A masked student walks across campus in March, shortly after the COVID-19 pandemic outbreak.
A masked student walks across campus in March, shortly after the COVID-19 pandemic outbreak.

There are a few times in the University of Louisville’s history when business as usual was disrupted a bit. In 1917, more than half of our Arts & Sciences upperclassmen had volunteered for, or had been drafted, into the U.S. armed forces to fight World War I, for example.

During World War II, the university was part of the V-12 program, which not only infused UofL with students, but also enabled the university to build its first dorms to accommodate them.  

A fire destroyed a student cafeteria in 1951, shifting a centralized socializing spot to a former Navy V-12 mess hall, where it stayed until 1959.

The floods of 1937 and 2009 affected a majority of the Louisville community, including UofL’s campuses. In 2009, UofL closed many of Belknap buildings for repair and moved employees into alternative locations, like trailers, to work.  

Nothing, however, comes close to the disruption caused by the COVID-19 pandemic. In mid-March, much of the university – from classes to business operations and everything in between – shifted entirely online as part of a statewide stay-at-home mandate.

Not only were operations upended, so too were basic milestones. The Class of 2020 never got to walk across the stage at the Yum! Center. Internships abruptly ended. UofL Basketball never experienced the madness of March.

And so forth.

How do you possibly explain this unprecedented experience for posterity? UofL’s Archives and Special Collections and the Kornhauser Library on the HSC campus are trying to do just that with their requests for the UofL community’s experiences and reflections of life during the pandemic.

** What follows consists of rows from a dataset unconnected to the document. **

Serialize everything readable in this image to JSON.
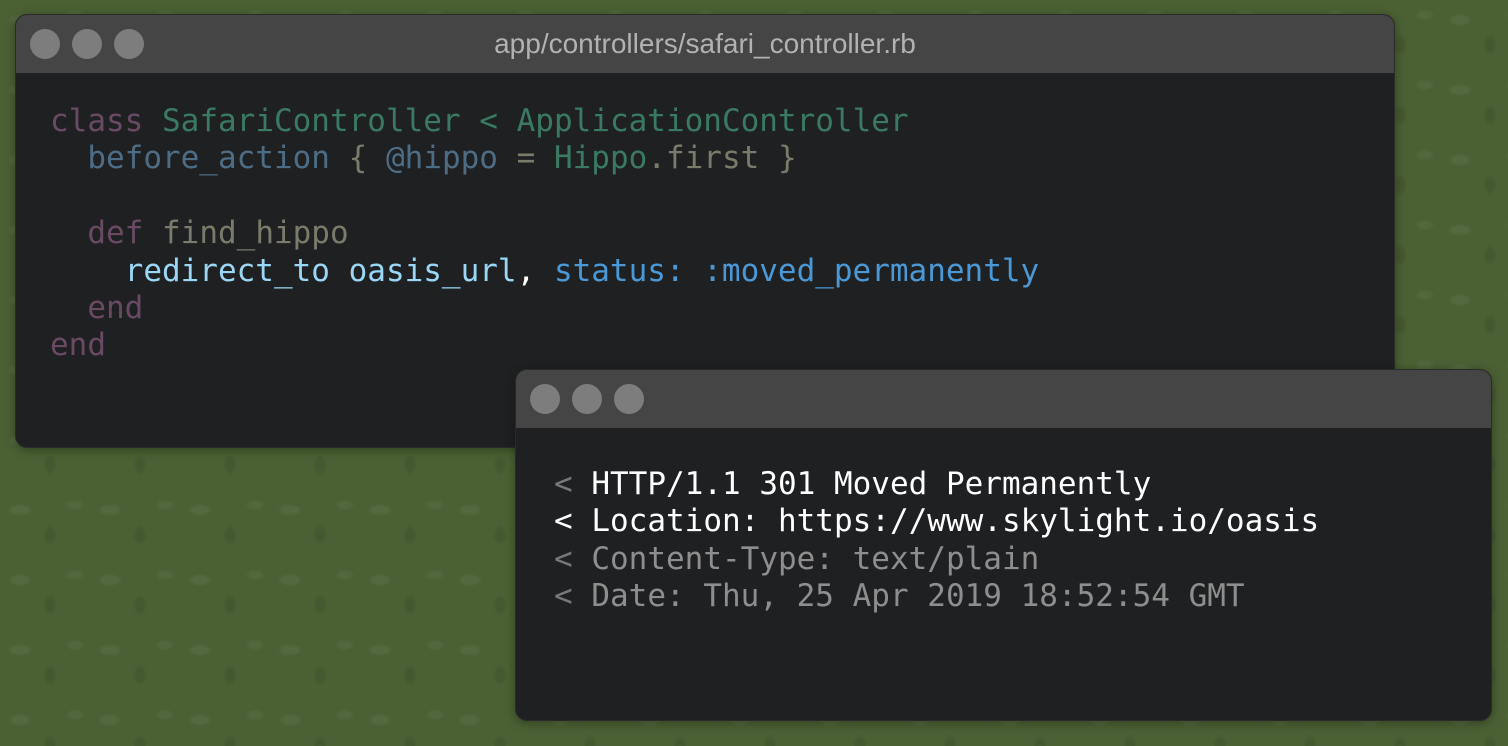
{
  "editor_window": {
    "title": "app/controllers/safari_controller.rb",
    "code": {
      "line1": {
        "kw": "class",
        "class_name": "SafariController",
        "op": "<",
        "parent": "ApplicationController"
      },
      "line2": {
        "method": "before_action",
        "open": "{",
        "ivar": "@hippo",
        "eq": "=",
        "model": "Hippo",
        "call": ".first",
        "close": "}"
      },
      "line3": {
        "kw": "def",
        "name": "find_hippo"
      },
      "line4": {
        "call": "redirect_to oasis_url",
        "comma": ",",
        "arg": "status: :moved_permanently"
      },
      "line5": {
        "kw": "end"
      },
      "line6": {
        "kw": "end"
      }
    }
  },
  "response_window": {
    "lines": [
      {
        "prompt": "<",
        "text": "HTTP/1.1 301 Moved Permanently"
      },
      {
        "prompt": "<",
        "text": "Location: https://www.skylight.io/oasis"
      },
      {
        "prompt": "<",
        "text": "Content-Type: text/plain"
      },
      {
        "prompt": "<",
        "text": "Date: Thu, 25 Apr 2019 18:52:54 GMT"
      }
    ]
  },
  "colors": {
    "background": "#4b6134",
    "window_bg": "#1f2022",
    "titlebar_bg": "#454545",
    "window_dot": "#7d7d7d"
  }
}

Archives and Special Collections started its call to action in late March and continues to seek submissions. According to Carrie Daniels, university archivist and director, the idea behind launching this collection was built on experience from past disruptions (namely, the floods of 1937 and 2009), and by benchmarking other universities, like UNC Charlotte and Harvard, doing similar projects.

“We knew that in the future, community members and historians in general would want to know about people’s experiences at this time. Collections like this also serve as a centerpiece for remembering,” she said. “The materials can provide a sort of touchstone for people to remember and process their own stories, or to recount and make sense of family stories that have come down from previous generations.”

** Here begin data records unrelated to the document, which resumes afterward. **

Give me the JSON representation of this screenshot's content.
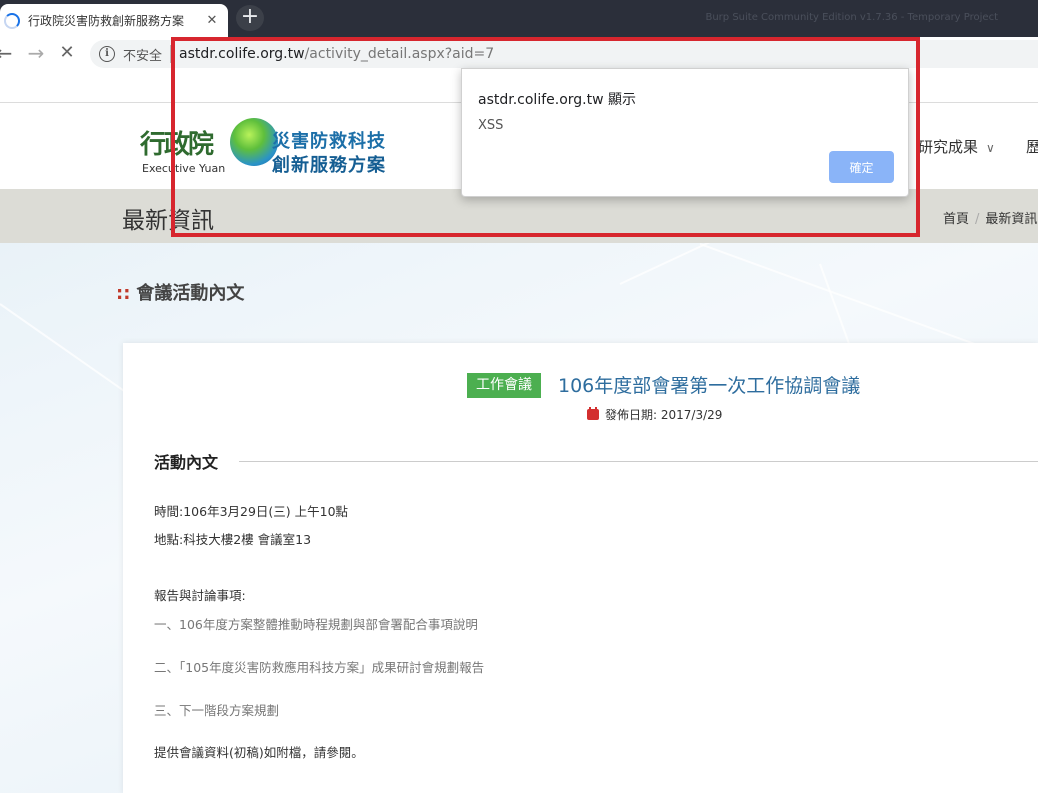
{
  "browser": {
    "tab_title": "行政院災害防救創新服務方案",
    "tab_close": "✕",
    "newtab": "+",
    "background_window_title": "Burp Suite Community Edition v1.7.36 - Temporary Project",
    "back": "←",
    "forward": "→",
    "reload": "✕",
    "info_glyph": "i",
    "insecure_label": "不安全",
    "url_host": "astdr.colife.org.tw",
    "url_path": "/activity_detail.aspx?aid=7"
  },
  "alert": {
    "title": "astdr.colife.org.tw 顯示",
    "message": "XSS",
    "ok_label": "確定"
  },
  "site": {
    "logo_yuan": "行政院",
    "logo_en": "Executive Yuan",
    "logo_line1": "災害防救科技",
    "logo_line2": "創新服務方案",
    "menu": [
      {
        "label": "研究成果",
        "chevron": "∨"
      },
      {
        "label": "歷"
      }
    ],
    "band_title": "最新資訊",
    "breadcrumb": [
      "首頁",
      "最新資訊"
    ],
    "breadcrumb_sep": "/"
  },
  "section": {
    "dots": "::",
    "title": "會議活動內文"
  },
  "article": {
    "badge": "工作會議",
    "title": "106年度部會署第一次工作協調會議",
    "date_label": "發佈日期:",
    "date": "2017/3/29",
    "subhead": "活動內文",
    "lines": [
      "時間:106年3月29日(三) 上午10點",
      "地點:科技大樓2樓 會議室13",
      "報告與討論事項:",
      "一、106年度方案整體推動時程規劃與部會署配合事項說明",
      "二、「105年度災害防救應用科技方案」成果研討會規劃報告",
      "三、下一階段方案規劃",
      "提供會議資料(初稿)如附檔，請參閱。"
    ]
  },
  "colors": {
    "highlight": "#d7262e",
    "badge": "#4caf50",
    "title_blue": "#2e6d9e",
    "ok_button": "#8ab4f8"
  }
}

These types of hand-me-down recounts have happened frequently with the flood of 1937, in particular, she said. By the time of the 2009 flood, many materials moved to a digital format, which creates a different experience for posterity. This disparity informed Archives and Special Collections on how to approach its COVID-19 collection.

“For the flood of 1937, we are still getting donations of photographs taken, diaries kept and newspapers clipped. Digital files are not as hardy,” Daniels said. “Photographs and video taken with cell phones, blog posts and the like can be very ephemeral. We have all had the experience of corrupted digital files we can’t open, or photos that don’t get transferred onto a new device. So we really wanted to be proactive, asking people to donate materials while events were still unfolding, or to consciously preserve and hold on to them to donate later.”

Still, the department is collecting any format – photos, videos, textual documents like diaries, audio files, art, name it.

“People document and process experiences in a variety of ways, and we didn’t want to place restrictions on what we would accept,” Daniels said.

So far, the themes that have emerged from submissions have largely resonated with what “our own” feelings have been through this moment, she said. The department has received images of empty grocery store shelves and an empty campus, for example.    

The project is ongoing, since events are still unfolding. Right now, the plan is to collect and preserve the material, then open it up to the public based on permissions from donors.

Simultaneously, UofL is also serving as a preservation and access partner for the Frazier Museum for a similar project. The museum began reaching out to the community around the same time the university launched its call to action. UofL is providing digital preservation expertise and access to digital and analog content for the long term. Daniels said there is a plan to partner on an exhibit eventually, but adds any such event “will have to wait until the community is healed enough, when there is enough distance that we can reflect, and not resurface trauma.”

From her unique perspective, Daniels said this experience feels more like the terrorist attacks of Sept. 11, 2001, than it does, for example, the floods of 1937 or 2009.

“With the floods, the waters soon receded and we got on with the very positive task of rebuilding,” she said. “The period of time where people’s lives were threatened was, in relation to the current pandemic, rather brief.”

Conversely, like Sept. 11, the pandemic has changed the way we interact with each other and the world.

“We are part of the world and are not immune – literally – to the things that plague the rest of the world,” she said. “A sense of safety has been lost, maybe irretrievably.”